If there is anything that I love as much as French culture, it is the beginning of the 20th century. Men wore dashing suits, young women cropped their hair and began to assert their independence, and noone knew that smoking was bad for you (It’s been 5 months, don’t judge). Perhaps even more exciting is the fact that the arts seemed to be experiencing one of its most energetic periods, and it seems historically accurate to say that Paris was at the center of this great change.
Rebellious artists from all over the world flocked to this cultural epicenter to make their mark and participate in bohemian culture. I could go on at length about Dada, the Surrealists, my homegirl Kiki de Montparnasse, Art Nouveau……and I will, but one thing at a time!
What’s always fascinated me about this particular period is the fact that so many artists from so many disciplines formed a truly solid community.
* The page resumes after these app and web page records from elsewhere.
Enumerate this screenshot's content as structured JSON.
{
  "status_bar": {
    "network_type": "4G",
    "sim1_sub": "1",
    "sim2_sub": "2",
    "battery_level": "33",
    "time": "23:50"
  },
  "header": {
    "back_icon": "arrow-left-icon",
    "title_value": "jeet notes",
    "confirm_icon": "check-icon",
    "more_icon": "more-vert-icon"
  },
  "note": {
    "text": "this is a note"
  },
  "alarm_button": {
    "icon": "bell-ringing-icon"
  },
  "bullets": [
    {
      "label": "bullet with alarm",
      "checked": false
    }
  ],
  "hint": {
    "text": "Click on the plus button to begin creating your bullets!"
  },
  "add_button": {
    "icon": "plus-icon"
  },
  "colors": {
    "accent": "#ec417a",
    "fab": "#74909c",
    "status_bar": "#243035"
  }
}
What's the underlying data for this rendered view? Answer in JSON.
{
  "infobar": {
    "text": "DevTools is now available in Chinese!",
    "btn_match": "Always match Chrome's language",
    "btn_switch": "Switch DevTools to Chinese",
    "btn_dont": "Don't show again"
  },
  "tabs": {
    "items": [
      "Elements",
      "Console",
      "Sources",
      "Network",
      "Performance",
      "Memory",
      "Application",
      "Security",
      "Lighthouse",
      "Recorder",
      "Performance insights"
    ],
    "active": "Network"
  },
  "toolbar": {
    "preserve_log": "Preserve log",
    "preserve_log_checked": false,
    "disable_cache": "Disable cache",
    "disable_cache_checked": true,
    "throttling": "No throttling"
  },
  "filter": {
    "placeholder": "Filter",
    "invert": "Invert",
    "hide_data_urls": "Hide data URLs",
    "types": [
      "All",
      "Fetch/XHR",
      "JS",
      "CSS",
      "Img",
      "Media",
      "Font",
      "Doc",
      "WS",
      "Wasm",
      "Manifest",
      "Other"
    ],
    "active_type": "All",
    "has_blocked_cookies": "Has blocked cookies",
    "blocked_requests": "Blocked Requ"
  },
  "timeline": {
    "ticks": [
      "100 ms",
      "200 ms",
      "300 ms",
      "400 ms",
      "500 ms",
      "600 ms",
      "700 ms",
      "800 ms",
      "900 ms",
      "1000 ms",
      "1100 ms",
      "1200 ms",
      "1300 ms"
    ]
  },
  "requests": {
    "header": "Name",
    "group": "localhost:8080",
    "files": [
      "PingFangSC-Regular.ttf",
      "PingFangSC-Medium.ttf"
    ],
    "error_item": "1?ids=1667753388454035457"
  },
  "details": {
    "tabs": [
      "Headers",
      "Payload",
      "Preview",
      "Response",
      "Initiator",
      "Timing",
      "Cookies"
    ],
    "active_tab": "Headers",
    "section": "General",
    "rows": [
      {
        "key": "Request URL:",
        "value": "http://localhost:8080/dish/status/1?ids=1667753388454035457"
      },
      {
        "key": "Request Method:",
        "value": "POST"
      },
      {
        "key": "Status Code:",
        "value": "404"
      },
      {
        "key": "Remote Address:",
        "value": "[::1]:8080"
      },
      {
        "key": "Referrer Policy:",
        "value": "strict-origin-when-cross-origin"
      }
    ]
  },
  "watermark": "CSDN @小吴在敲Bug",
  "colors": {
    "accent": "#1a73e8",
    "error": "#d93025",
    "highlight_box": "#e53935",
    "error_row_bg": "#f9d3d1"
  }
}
Writers and painters and musicians alike congregated together to celebrate a common vision – there didn’t seem to be the same boundaries that we currently establish between genres. Even Salvador Dali’s greatest muse, his wife Gala, left the surrealist poet Paul Éluard for him (which makes her one of the coolest women everrrrr, despite the fact that she was not actually French).
But the turn of the century in Paris seems to mark a distinct moment in time in which we launched ourselves into modernity. Music, theater, literature, painting was ripped apart, institutions were ignored, and artists felt comfortable to push boundaries, break rules, and experiment.
And the smarty pantses at PBS will be airing a fabulous new documentary entitled “Paris: the Luminous Years” that’s all about this exciting time. It will be airing at 9 pm, December 15th (that’s tomorrow, mes amis!).
You can check out the trailer here!